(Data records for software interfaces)
=== Section Start ===
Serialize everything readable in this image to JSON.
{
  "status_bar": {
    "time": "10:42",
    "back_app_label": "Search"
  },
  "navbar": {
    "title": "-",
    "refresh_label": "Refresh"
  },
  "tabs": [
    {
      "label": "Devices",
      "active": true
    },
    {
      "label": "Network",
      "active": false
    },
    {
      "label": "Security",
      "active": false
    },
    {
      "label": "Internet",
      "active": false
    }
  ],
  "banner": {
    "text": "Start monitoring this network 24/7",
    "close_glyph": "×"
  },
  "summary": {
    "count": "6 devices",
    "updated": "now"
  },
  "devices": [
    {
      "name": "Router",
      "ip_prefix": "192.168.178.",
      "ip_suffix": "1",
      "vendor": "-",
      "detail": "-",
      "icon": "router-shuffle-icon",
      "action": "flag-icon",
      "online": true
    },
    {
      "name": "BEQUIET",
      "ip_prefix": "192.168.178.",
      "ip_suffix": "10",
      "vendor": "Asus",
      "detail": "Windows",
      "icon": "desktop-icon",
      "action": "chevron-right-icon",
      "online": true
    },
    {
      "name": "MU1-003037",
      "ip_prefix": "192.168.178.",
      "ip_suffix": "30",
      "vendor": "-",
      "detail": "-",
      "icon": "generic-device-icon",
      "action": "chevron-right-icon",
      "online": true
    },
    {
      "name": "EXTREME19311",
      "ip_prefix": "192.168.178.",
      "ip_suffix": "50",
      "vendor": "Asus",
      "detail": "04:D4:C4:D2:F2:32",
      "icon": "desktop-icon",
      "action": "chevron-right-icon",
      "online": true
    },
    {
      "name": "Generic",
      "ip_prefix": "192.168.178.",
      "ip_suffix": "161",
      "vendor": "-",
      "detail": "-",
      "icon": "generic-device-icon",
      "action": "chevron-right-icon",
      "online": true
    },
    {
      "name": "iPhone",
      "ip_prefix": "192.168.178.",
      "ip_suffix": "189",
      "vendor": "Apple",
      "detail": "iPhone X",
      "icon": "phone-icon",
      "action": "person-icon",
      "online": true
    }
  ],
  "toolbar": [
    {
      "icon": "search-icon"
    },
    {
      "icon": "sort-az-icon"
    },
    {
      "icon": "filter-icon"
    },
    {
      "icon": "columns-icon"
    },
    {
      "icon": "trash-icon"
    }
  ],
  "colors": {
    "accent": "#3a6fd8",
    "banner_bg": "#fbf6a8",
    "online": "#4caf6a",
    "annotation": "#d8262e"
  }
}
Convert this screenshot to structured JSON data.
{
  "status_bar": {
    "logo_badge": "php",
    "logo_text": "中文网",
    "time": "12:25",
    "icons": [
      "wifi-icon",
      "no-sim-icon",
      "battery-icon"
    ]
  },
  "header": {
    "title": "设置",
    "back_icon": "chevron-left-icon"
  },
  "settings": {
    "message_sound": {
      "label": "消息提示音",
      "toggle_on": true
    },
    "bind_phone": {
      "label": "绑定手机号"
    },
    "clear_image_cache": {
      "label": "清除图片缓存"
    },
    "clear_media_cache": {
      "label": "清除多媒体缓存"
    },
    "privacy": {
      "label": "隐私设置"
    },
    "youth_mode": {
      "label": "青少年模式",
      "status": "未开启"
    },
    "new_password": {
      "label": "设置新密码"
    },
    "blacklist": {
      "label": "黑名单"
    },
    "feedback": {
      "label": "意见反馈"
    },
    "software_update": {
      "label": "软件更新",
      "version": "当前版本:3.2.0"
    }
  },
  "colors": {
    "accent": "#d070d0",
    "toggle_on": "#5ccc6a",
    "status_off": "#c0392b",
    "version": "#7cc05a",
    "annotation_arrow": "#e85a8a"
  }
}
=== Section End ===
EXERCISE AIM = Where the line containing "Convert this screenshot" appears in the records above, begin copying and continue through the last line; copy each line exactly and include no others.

SOLUTION TO THIS TASK =
Convert this screenshot to structured JSON data.
{
  "status_bar": {
    "logo_badge": "php",
    "logo_text": "中文网",
    "time": "12:25",
    "icons": [
      "wifi-icon",
      "no-sim-icon",
      "battery-icon"
    ]
  },
  "header": {
    "title": "设置",
    "back_icon": "chevron-left-icon"
  },
  "settings": {
    "message_sound": {
      "label": "消息提示音",
      "toggle_on": true
    },
    "bind_phone": {
      "label": "绑定手机号"
    },
    "clear_image_cache": {
      "label": "清除图片缓存"
    },
    "clear_media_cache": {
      "label": "清除多媒体缓存"
    },
    "privacy": {
      "label": "隐私设置"
    },
    "youth_mode": {
      "label": "青少年模式",
      "status": "未开启"
    },
    "new_password": {
      "label": "设置新密码"
    },
    "blacklist": {
      "label": "黑名单"
    },
    "feedback": {
      "label": "意见反馈"
    },
    "software_update": {
      "label": "软件更新",
      "version": "当前版本:3.2.0"
    }
  },
  "colors": {
    "accent": "#d070d0",
    "toggle_on": "#5ccc6a",
    "status_off": "#c0392b",
    "version": "#7cc05a",
    "annotation_arrow": "#e85a8a"
  }
}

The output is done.